REQUIREMENT
Return every line below in which "JSON" appears.

□ □ □ □ □ □ □

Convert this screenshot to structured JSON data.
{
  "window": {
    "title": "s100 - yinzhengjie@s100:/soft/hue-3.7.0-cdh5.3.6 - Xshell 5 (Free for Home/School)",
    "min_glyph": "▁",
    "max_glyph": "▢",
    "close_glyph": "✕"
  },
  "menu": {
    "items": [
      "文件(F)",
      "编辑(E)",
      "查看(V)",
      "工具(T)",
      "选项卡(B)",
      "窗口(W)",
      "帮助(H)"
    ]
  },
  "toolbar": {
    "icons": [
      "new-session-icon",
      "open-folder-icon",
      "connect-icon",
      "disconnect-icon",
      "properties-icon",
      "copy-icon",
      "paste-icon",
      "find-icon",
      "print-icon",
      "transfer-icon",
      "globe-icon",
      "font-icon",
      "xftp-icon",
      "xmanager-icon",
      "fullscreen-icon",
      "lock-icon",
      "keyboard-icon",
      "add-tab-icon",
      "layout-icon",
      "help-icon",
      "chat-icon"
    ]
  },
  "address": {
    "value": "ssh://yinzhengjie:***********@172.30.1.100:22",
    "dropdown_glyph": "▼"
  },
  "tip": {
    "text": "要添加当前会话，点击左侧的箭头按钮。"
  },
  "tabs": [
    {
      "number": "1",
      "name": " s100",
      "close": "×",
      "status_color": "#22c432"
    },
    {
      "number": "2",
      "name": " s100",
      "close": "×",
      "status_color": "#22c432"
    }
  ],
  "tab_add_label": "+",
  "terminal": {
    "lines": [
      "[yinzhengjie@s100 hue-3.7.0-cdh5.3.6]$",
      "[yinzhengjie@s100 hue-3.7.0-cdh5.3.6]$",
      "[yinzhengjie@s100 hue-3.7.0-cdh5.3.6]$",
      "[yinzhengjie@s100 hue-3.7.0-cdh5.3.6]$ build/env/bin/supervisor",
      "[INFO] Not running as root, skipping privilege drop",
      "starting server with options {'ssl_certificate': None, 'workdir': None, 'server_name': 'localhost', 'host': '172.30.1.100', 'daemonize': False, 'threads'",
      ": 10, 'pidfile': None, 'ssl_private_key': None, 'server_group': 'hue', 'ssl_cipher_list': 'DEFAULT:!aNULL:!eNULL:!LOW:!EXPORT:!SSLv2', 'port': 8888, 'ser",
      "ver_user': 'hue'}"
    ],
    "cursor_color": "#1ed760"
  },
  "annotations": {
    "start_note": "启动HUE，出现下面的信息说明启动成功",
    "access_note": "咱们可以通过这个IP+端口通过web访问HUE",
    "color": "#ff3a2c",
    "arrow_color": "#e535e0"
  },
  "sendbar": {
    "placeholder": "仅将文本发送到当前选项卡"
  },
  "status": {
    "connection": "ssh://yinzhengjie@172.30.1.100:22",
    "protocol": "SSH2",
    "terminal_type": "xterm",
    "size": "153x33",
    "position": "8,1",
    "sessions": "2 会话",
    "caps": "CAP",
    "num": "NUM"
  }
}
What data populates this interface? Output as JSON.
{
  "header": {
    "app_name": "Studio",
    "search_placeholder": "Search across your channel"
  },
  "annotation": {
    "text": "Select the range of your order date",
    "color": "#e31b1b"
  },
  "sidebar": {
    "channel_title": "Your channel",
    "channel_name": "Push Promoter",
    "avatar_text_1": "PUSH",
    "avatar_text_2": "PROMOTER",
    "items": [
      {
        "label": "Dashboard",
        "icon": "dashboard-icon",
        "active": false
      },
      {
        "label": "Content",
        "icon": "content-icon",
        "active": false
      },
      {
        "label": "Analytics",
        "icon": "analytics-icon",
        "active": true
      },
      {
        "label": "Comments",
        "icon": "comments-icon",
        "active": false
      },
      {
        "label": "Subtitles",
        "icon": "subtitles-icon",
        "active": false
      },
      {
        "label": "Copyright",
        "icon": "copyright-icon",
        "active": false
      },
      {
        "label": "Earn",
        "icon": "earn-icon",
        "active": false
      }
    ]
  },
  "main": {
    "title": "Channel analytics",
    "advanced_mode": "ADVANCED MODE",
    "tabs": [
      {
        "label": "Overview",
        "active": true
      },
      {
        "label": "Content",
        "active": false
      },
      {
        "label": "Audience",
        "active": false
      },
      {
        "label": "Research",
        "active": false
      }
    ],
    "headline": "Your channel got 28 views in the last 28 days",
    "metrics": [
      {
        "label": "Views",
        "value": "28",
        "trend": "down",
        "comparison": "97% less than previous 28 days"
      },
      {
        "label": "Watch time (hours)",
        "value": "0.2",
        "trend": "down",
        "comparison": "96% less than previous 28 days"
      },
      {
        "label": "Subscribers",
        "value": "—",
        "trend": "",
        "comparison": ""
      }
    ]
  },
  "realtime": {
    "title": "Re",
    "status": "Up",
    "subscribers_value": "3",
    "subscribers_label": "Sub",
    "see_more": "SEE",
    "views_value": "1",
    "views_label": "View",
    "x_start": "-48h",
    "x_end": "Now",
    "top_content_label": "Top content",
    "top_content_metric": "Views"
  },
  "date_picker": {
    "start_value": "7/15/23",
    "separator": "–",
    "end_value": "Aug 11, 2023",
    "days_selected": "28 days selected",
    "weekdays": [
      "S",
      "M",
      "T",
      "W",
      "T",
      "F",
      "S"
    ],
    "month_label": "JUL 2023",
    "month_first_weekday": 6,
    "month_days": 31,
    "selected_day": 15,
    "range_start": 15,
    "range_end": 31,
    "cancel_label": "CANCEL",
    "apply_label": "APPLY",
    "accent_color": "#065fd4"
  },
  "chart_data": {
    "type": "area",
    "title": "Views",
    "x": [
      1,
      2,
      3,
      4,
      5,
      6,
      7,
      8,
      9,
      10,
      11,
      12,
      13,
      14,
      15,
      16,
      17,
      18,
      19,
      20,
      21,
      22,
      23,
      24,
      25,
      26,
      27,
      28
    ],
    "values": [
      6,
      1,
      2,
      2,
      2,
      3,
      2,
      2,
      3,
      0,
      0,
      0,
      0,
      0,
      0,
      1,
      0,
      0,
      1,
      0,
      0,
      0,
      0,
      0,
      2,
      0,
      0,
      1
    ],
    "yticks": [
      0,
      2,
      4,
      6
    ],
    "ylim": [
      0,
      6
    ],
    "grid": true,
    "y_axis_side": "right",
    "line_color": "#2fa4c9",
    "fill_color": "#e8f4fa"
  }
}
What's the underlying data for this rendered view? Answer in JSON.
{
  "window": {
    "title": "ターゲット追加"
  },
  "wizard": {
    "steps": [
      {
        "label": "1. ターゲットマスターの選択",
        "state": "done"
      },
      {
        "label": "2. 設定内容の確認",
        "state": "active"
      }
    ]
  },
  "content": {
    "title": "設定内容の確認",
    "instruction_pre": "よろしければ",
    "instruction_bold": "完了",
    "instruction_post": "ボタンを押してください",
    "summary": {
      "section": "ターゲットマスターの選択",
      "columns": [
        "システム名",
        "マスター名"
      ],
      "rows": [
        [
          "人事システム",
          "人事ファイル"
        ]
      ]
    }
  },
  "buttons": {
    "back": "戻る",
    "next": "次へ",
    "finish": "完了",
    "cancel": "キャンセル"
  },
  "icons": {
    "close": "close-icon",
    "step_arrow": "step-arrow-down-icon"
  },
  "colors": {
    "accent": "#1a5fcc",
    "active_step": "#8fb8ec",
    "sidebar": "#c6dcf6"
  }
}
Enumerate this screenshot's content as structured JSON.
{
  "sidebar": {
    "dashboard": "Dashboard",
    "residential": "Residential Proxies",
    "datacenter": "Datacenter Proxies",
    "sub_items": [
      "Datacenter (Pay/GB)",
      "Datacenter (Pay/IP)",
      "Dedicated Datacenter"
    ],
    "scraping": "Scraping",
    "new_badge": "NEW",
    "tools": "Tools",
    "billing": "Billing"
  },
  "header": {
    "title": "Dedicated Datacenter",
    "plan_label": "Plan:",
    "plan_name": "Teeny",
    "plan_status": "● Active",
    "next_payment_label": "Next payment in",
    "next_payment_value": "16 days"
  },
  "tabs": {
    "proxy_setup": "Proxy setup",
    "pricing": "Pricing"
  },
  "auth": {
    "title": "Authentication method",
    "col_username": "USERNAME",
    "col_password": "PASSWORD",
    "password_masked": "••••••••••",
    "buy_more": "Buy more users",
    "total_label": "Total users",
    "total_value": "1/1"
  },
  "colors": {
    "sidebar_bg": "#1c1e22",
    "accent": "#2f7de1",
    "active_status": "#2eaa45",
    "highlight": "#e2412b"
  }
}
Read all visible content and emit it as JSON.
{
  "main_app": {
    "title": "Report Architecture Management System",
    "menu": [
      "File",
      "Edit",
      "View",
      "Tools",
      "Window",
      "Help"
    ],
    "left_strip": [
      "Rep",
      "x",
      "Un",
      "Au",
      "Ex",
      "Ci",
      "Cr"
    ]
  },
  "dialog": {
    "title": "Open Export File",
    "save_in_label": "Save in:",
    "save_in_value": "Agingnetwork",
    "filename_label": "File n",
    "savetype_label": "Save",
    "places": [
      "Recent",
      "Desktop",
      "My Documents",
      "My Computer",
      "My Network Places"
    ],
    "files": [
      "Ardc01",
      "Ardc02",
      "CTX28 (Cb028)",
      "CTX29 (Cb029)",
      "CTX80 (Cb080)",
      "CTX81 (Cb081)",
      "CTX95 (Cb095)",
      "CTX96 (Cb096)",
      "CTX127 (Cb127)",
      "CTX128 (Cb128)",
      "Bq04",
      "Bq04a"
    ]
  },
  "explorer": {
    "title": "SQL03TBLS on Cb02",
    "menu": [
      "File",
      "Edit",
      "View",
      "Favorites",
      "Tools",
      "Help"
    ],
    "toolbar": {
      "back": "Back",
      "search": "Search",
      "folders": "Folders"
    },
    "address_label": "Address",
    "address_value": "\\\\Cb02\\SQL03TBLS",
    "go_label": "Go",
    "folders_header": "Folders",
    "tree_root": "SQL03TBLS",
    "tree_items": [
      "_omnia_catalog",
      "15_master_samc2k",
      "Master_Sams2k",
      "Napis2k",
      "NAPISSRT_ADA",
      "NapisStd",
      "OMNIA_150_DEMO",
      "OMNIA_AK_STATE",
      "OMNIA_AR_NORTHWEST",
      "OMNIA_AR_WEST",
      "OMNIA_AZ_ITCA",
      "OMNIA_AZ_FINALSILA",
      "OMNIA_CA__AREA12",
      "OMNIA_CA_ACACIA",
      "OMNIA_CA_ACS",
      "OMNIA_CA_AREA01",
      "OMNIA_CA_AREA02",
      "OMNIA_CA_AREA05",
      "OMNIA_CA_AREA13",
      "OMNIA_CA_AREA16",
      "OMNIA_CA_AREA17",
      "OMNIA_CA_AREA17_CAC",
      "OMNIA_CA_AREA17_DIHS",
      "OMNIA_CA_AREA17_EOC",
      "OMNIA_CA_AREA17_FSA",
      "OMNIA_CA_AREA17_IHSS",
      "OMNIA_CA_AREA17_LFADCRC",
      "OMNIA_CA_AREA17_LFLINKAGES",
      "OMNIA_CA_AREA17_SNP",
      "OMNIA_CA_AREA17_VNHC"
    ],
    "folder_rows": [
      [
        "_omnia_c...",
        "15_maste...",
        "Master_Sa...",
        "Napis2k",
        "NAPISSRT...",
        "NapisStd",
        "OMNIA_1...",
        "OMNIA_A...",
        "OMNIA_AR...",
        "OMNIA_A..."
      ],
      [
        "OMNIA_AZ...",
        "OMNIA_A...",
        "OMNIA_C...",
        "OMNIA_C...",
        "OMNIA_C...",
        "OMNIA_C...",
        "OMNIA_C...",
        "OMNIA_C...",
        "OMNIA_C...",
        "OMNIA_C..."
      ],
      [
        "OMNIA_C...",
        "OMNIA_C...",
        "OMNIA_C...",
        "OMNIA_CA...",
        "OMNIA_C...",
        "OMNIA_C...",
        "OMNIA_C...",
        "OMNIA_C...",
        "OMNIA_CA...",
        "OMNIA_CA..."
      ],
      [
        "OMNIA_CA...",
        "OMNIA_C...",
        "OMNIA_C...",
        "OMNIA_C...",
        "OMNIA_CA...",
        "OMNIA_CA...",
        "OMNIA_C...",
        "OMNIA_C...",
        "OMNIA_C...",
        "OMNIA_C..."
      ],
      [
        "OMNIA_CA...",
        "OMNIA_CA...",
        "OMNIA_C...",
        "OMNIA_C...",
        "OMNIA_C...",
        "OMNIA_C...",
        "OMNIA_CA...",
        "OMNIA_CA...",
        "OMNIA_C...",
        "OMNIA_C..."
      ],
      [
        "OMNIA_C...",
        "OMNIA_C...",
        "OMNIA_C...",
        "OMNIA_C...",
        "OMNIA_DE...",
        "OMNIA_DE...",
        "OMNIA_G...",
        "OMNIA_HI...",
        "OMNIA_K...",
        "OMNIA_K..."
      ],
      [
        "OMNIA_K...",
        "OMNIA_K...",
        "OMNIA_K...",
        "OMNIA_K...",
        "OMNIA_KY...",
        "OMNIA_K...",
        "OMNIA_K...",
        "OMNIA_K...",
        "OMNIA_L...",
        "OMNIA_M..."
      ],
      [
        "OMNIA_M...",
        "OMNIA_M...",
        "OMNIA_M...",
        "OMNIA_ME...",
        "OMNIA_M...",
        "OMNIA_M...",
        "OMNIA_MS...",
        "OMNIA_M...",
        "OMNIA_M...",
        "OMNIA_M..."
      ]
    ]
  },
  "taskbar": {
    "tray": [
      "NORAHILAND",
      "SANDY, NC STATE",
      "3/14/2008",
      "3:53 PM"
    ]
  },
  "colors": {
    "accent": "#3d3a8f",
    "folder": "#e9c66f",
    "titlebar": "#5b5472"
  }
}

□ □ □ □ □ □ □

ANSWER BELOW
Convert this screenshot to structured JSON data.
What data populates this interface? Output as JSON.
What's the underlying data for this rendered view? Answer in JSON.
Enumerate this screenshot's content as structured JSON.
Read all visible content and emit it as JSON.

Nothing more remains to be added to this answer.